Quebec French, also called Québécois French or simply Québécois, has sometimes been mocked for its different pronunciation and even vocabulary. Being called rudimentary or not proper, it turns out that Québécois is in fact a more authentic French than the one spoken in France today.
The city of Quebec was conquered by France in the 16th century. Then, in the 17th and 18th centuries, mostly aristocrats moved to what was called New France. In the meantime, in Europe, only the King and nobility spoke French, while the rest of the country spoke regional dialects like Breton, Provencal or Norman.
Once they reached the new country, they were vehement about teaching French to the locals and it did not take long for the language to catch on. The French that King Louis XIV and Molière spoke was soon heard on the streets of Quebec.
1. What did the old French sound like?

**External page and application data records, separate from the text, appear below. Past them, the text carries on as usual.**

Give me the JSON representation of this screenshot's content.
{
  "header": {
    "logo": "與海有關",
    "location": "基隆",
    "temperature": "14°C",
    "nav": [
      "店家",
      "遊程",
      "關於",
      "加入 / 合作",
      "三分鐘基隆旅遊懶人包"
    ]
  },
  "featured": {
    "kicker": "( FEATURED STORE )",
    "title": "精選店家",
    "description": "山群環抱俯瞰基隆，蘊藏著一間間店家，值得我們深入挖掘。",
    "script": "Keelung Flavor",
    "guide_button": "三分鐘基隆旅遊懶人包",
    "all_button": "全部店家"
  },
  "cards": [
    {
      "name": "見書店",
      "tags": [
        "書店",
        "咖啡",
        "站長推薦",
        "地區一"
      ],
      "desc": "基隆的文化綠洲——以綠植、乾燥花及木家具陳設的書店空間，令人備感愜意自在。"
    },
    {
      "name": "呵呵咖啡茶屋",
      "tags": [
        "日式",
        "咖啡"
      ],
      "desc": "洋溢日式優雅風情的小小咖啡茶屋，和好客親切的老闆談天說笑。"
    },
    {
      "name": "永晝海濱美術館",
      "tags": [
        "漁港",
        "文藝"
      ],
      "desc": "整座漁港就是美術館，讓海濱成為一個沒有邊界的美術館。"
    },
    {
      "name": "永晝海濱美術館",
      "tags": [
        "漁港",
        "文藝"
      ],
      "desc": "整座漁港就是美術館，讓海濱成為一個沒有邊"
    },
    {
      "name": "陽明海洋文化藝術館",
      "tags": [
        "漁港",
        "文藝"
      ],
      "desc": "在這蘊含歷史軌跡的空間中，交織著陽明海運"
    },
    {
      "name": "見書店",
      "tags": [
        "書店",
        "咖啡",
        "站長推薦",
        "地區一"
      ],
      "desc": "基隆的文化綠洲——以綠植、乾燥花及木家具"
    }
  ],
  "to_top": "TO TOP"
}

“There is one thing that characterises Quebecois French and that is its rhythm,” explained Chantal Bouchard, a sociolinguist in the French department at Montreal’s McGill University who wrote Méchante Langue: La Légitimité Linquistique du Français Parlé au Quebéc (Wicked Language: The Linguistic Legitimacy of the French Spoken in Quebec). “We in Quebec have conserved something from 17th Century French: the distinction between the long vowels and the short vowels.”
One example is that of the ai/ê vowels, which are pronounced differently in Québécois than in French. In French, there is no difference in the pronunciation of ai and ê in “vous faites” and “fête”, both being a short [ɛ]. In Québécois however, the ê in fête is long, [e].

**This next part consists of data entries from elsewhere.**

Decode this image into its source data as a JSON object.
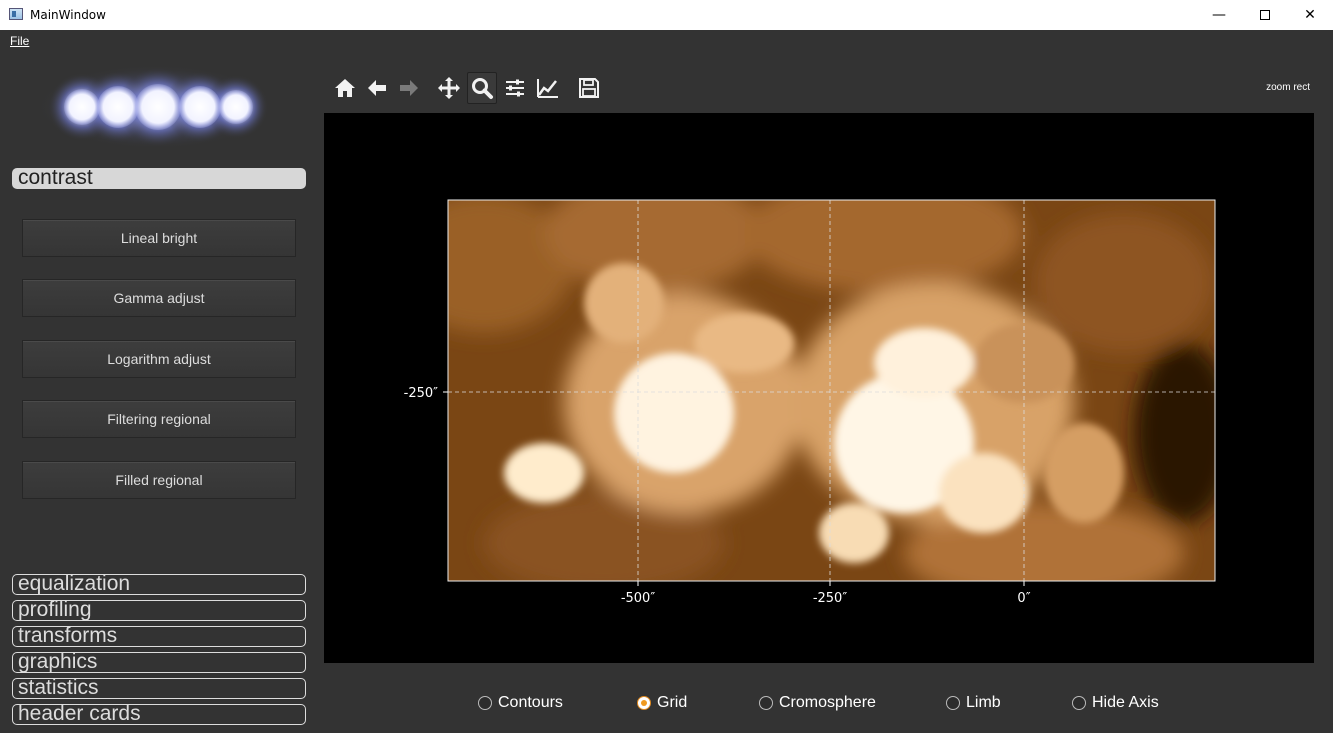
{
  "window": {
    "title": "MainWindow",
    "minimize_glyph": "—",
    "close_glyph": "✕"
  },
  "menu": {
    "file_label": "File"
  },
  "sidebar": {
    "active_section": "contrast",
    "contrast_buttons": [
      "Lineal bright",
      "Gamma adjust",
      "Logarithm adjust",
      "Filtering regional",
      "Filled regional"
    ],
    "sections": [
      "equalization",
      "profiling",
      "transforms",
      "graphics",
      "statistics",
      "header cards"
    ]
  },
  "toolbar": {
    "icons": [
      "home-icon",
      "back-arrow-icon",
      "forward-arrow-icon",
      "pan-icon",
      "zoom-icon",
      "subplots-icon",
      "customize-icon",
      "save-icon"
    ],
    "active_tool": "zoom-icon",
    "mode_label": "zoom rect"
  },
  "plot": {
    "x_ticks": [
      "-500″",
      "-250″",
      "0″"
    ],
    "y_ticks": [
      "-250″"
    ],
    "colormap": "sdoaia171",
    "grid": true,
    "grid_color": "#dddddd",
    "image_base_color": "#7a4614",
    "image_highlight_color": "#fff6e6"
  },
  "options": {
    "radios": [
      {
        "label": "Contours",
        "checked": false
      },
      {
        "label": "Grid",
        "checked": true
      },
      {
        "label": "Cromosphere",
        "checked": false
      },
      {
        "label": "Limb",
        "checked": false
      },
      {
        "label": "Hide Axis",
        "checked": false
      }
    ]
  }
}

The French have not conserved this short/long vowel difference. They still spell “faites” and “fête” differently, but they pronounce them both the same way.Chantal Bouchard, sociolinguist at Montreal’s McGill University
Historian of Quebec French at Laval University in Quebec City, Claude Poirier, studied documents from the 17th century to see if the spelling at the time would give clues to their pronunciation. He found that a lawyer from west-central France “spelled “perdre” (to lose) as “pardre”, which is closer to how some people in Quebec still pronounce the word”. Moreover, “devoir” (must) was spelled “devour” and pronounced “devou-air”, which is how older people in Quebec still pronounce it nowadays.

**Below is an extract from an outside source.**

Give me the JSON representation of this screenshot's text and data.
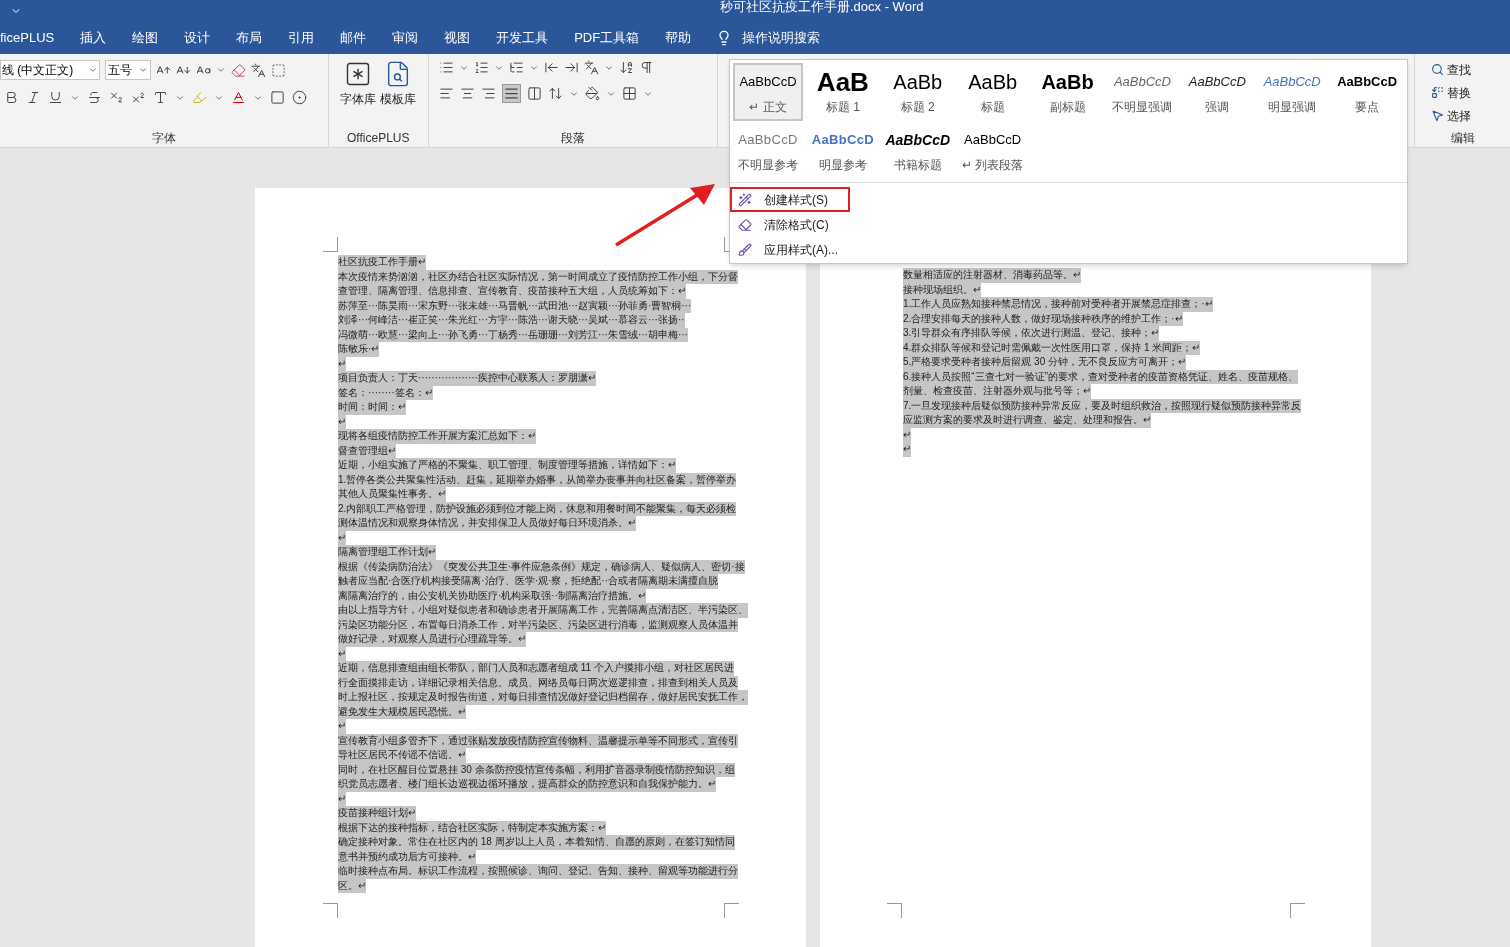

2. What happened?
In the middle of the 18th century, Louis Antoine de Bougainville, a French explorer, wrote that “the Canadian accent is as pure as that of the Parisians”. So, what changed? Or rather how come Canada conserved this while France changed?
In 1759 France lost the colony to the British Empire, so the connections between France and New France were broken, with many nobles returning to Europe. Then, the French revolution further isolated Canada form France.
The bourgeoisie dumped all the pronunciations they didn’t deem perfect, and they continued their purification through the 18th Century.Claude Poirier Historian of Quebec French at Laval University
Poirier’s research revealed that during the time the two Frances were disconnected, scholars in Old France started standardising the language’s grammar and pronunciation. “The Quebecois are conservatives, they conserved the French language as it was spoken in the ‘ancien régime'”, said Poirier.
While the French in France changed, the one in Quebec stayed the same. By 1830, when French people started travelling to Quebec again, the differences were already major. So much so that French diplomat and philosopher Alexis Charles Henri Clérel, comte de Tocqueville, wrote to his mother that “Canada raises our curiosity. The French nation has been preserved here. As a result, one can observe the customs and the language spoken during Louis XIV’s reign. It seems more like Old France lives on in Canada, and that it is our country which is the new one.”